[Records contained in a dataset]
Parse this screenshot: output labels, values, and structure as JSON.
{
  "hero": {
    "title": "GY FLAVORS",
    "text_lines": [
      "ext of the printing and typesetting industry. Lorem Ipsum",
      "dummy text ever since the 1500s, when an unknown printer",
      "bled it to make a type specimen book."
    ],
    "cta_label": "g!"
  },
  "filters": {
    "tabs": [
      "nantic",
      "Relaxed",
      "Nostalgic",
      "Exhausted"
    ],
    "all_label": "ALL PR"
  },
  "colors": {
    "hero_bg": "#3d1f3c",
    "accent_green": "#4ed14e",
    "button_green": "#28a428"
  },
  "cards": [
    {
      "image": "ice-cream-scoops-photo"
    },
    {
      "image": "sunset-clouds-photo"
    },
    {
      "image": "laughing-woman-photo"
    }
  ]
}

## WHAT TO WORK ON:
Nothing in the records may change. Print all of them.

## SOLUTION FOR THIS PROBLEM:
Parse this screenshot: output labels, values, and structure as JSON.
{
  "hero": {
    "title": "GY FLAVORS",
    "text_lines": [
      "ext of the printing and typesetting industry. Lorem Ipsum",
      "dummy text ever since the 1500s, when an unknown printer",
      "bled it to make a type specimen book."
    ],
    "cta_label": "g!"
  },
  "filters": {
    "tabs": [
      "nantic",
      "Relaxed",
      "Nostalgic",
      "Exhausted"
    ],
    "all_label": "ALL PR"
  },
  "colors": {
    "hero_bg": "#3d1f3c",
    "accent_green": "#4ed14e",
    "button_green": "#28a428"
  },
  "cards": [
    {
      "image": "ice-cream-scoops-photo"
    },
    {
      "image": "sunset-clouds-photo"
    },
    {
      "image": "laughing-woman-photo"
    }
  ]
}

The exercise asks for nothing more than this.